[Sorry for the re-edit, a co-worker pointed out a small problem in my grammar]
In my day job (at a nameless fortune 500 company). I work on a top secret app that let's the executives of the company monitor different aspects of the company globally.
It's the type of thing that our security department worries about... Suffice to say we have multiple locks on the door... (it wouldn't be easy to hack into...) The site (yes, unfortunately it is a web site.. and not an Intranet site) is primarily ASP (with a tiny bit of COM)
That said, I recently added a section of the site that is ASP.NET. The key portions of a user's credentials are stored in the asp session. So one of the major items I needed to conquer was to transfer asp session to asp.net session. Initially I tried the method mentioned in this article... I thought I had it made. I simply detected when session needed to be transferred (which is going to be in only 2 pages), and simply posted the session to the other page. I added checks to make sure that the HTTP referred was my transfer page and I was all set... right?
WRONG! One of the things I have learned is that Security is an ongoing process. You either are secure everyday and you analyze your code for security flaws or you are only partially secure. Vigilance is your best friend. If something seems like it might be susceptible... you should minimize the window of opportunity/ the level of attack, etc. And you should NEVER be satisfied!
OK, so here is what is wrong with the above strategy (in case you don't already know). HTTP Referrer can be spoofed... I did a search on it to see how secure it was only to find that it can be spoofed... ouch! BTW, in case you don't get it... if I can spoof together a transfer page operating elsewhere and post to the receiving page on the secure site... then I can effectively login as the president of the company and see everything there is to see (BTW, there are other safeguards that go way beyond what I'm talking about, but I didn't want someone inside the company to be able to bypass the security using spoofing).

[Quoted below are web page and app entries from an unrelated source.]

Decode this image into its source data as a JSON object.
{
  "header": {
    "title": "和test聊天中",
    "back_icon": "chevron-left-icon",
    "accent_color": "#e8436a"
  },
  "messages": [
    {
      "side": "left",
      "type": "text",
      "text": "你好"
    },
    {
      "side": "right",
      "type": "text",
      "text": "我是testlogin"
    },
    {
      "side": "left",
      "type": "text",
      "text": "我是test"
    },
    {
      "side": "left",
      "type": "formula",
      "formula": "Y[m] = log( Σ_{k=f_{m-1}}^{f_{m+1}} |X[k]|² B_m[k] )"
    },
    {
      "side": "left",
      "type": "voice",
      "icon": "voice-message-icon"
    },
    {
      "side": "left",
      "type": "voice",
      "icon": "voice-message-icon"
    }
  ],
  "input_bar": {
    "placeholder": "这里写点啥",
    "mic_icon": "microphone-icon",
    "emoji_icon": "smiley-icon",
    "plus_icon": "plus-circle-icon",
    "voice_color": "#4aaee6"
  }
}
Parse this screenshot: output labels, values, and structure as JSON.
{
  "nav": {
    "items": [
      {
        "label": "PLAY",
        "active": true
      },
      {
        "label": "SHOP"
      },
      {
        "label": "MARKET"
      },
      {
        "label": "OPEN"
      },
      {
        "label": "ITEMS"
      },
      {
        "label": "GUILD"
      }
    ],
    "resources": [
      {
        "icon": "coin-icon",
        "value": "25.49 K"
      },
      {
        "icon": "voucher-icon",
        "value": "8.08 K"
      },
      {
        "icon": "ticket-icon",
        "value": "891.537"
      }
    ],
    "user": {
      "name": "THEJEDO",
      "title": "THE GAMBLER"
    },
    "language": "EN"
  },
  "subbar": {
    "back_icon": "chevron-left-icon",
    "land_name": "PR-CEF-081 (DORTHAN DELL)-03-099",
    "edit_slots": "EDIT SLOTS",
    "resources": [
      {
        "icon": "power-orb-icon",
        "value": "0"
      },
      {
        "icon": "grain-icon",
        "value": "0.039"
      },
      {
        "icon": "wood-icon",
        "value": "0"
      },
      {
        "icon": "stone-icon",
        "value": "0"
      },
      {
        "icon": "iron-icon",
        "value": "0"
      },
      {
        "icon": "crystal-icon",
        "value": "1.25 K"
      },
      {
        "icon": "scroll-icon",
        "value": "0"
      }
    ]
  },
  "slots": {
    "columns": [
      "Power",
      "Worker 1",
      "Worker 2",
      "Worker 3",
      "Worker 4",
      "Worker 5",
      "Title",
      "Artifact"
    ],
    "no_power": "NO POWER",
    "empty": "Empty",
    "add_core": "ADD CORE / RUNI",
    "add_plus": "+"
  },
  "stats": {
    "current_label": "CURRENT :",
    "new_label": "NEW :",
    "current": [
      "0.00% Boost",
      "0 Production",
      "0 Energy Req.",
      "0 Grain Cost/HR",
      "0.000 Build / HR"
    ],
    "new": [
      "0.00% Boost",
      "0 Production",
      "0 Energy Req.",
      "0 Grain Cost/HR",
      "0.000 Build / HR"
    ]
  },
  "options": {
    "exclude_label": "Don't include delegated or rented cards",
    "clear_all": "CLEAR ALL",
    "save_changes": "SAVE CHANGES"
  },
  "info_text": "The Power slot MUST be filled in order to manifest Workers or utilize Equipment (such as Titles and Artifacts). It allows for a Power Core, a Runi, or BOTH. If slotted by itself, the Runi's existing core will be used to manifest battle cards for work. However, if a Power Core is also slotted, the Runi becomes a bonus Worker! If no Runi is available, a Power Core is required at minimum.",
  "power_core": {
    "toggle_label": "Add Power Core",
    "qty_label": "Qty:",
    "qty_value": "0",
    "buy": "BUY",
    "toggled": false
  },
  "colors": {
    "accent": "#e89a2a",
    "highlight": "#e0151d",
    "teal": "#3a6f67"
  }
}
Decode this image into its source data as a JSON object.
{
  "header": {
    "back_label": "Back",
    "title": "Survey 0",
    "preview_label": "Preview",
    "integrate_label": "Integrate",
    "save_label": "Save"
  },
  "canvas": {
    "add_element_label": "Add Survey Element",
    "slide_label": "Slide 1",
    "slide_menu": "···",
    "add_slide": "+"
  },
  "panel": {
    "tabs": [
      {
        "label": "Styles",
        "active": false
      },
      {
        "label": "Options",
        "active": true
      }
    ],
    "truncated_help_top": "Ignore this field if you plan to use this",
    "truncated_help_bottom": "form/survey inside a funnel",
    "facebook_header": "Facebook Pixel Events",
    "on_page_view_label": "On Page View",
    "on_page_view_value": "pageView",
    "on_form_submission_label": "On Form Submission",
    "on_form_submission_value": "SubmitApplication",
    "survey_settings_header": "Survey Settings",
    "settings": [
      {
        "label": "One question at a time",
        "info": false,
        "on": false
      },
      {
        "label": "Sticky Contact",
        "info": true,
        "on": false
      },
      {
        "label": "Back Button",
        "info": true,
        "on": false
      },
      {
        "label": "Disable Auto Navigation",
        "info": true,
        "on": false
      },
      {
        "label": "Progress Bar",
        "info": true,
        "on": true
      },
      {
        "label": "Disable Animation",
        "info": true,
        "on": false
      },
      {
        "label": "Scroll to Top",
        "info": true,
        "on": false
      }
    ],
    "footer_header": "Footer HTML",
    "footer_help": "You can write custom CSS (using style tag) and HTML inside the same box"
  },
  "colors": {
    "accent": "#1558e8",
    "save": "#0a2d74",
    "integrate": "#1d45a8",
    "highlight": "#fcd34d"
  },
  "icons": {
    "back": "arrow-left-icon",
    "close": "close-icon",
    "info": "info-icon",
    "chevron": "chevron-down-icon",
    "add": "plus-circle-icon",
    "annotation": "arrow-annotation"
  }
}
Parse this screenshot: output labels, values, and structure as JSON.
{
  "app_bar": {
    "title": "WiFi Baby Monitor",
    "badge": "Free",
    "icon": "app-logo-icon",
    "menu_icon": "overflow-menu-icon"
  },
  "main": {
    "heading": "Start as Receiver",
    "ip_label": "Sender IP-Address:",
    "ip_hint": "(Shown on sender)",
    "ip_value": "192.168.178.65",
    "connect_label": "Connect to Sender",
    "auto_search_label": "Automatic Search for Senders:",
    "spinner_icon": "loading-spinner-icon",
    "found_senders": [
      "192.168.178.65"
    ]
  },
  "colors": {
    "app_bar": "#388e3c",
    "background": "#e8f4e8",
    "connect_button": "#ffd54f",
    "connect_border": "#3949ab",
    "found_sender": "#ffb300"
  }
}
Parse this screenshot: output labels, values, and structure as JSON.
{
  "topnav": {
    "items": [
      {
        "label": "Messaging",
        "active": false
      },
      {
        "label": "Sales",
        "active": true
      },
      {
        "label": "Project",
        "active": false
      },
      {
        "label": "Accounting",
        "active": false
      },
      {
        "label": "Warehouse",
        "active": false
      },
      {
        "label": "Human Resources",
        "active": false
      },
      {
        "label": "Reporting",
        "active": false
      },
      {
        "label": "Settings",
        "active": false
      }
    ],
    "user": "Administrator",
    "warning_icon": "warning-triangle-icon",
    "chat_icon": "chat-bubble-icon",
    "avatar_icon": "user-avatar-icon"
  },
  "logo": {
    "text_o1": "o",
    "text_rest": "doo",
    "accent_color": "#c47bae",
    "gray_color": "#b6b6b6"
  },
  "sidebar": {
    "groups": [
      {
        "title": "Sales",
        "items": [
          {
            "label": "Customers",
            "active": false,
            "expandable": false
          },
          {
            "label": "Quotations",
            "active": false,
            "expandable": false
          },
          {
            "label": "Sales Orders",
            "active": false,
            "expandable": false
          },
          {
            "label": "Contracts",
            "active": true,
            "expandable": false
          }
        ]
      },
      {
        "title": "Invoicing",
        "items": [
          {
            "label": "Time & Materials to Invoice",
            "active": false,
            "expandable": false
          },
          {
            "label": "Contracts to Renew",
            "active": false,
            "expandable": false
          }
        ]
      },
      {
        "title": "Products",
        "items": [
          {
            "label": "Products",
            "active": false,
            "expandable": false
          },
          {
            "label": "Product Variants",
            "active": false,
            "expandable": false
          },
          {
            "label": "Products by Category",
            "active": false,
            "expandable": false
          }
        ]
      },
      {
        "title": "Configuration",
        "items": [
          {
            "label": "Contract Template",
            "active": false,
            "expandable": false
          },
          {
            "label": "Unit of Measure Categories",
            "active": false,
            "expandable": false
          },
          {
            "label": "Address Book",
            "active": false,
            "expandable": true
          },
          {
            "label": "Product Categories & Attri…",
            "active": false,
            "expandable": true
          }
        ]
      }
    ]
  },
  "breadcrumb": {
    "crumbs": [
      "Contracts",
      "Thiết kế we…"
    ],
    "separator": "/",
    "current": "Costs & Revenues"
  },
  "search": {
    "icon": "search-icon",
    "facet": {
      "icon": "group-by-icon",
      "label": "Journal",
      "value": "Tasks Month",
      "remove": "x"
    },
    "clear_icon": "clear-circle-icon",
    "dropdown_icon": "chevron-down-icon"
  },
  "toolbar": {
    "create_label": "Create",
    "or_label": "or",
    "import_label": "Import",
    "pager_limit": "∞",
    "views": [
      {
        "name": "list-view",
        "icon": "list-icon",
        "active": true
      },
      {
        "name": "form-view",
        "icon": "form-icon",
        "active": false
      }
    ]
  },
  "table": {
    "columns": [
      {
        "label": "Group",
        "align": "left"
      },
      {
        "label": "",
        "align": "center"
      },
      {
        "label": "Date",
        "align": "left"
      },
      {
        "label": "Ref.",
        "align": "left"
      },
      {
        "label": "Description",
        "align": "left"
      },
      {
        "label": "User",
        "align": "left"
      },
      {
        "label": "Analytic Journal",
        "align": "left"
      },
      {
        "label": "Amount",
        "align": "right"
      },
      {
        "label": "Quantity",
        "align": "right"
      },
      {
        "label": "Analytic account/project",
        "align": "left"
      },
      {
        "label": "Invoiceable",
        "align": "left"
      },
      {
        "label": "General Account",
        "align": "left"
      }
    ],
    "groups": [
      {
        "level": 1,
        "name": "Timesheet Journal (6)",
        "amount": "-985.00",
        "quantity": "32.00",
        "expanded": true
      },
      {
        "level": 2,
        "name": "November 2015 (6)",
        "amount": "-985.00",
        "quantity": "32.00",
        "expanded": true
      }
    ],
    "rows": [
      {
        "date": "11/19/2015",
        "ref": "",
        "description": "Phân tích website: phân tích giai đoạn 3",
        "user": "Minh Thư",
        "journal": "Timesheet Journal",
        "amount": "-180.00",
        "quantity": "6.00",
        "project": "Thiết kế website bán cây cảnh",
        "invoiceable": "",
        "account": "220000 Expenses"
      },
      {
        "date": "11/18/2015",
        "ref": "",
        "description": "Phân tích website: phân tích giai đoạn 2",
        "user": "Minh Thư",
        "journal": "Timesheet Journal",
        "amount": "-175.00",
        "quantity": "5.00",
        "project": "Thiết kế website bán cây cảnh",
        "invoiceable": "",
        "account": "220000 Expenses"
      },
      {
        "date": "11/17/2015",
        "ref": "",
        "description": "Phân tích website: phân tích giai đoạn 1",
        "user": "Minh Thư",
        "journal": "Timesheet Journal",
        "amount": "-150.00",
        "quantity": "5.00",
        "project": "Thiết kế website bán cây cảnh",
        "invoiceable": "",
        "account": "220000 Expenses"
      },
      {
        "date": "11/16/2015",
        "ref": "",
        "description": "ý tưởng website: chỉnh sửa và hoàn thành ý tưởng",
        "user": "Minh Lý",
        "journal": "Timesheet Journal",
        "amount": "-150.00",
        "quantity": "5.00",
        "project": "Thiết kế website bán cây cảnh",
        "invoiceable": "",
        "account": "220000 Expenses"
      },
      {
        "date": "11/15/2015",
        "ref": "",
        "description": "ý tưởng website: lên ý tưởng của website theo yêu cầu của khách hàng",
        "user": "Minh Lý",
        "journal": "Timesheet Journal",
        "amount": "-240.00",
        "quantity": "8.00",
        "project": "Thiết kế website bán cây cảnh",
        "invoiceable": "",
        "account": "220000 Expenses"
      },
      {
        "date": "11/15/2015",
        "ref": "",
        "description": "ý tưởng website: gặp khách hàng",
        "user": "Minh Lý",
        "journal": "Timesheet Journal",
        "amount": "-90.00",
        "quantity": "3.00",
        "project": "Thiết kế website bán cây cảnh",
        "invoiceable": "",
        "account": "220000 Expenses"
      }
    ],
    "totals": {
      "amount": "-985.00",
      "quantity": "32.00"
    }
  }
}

I read on article on MSDN that suggests that you write a COM object in .Net and use it from ASP (well, this is not 100% accurate, but do a search on MSDN I'm sure you'll find the article). Their idea may or may not work, but for me going through that level of ripping apart of my asp site didn't sound appealing to me. (there's also a cool article by Billy Yuen that describes the approach I took)
So what did I do? I went back to my transfer pages. For my particular efforts I decided to use XML as a format for the session (although there are variations on this theme that would also work).
1) if there is no session when I'm in a transfer page the user goes back to login.
2) if there is a session I "serialize" the session data into XML, and stuffed it into the database which in turn gives me back a GUID (which is the Row Identifier). BTW, I use Stored Procs
3) I stuffed this GUID into a cookie and sent it back to the other side (either ASP or ASP.Net).
4) The receiving page uses the GUID (if there's no GUID and the referrer was the transfer page then the user goes to login) to lookup the XML doc in the database.
5) it re-creates the session, and then deletes the row in the database (it also cleans up any old sessions.
This is not perfect, but I can live with it. I use the native session objects in both environments and my window for being hacked is about half a second (obviously the one flaw is that session data could get abandoned in process)...
BTW, my ideas are not entirely my own, but one more article on this subject could not hurt... it took me a long time to figure this out completely (because security was the key concern).
| posted on Wednesday, April 14, 2004 11:42 PM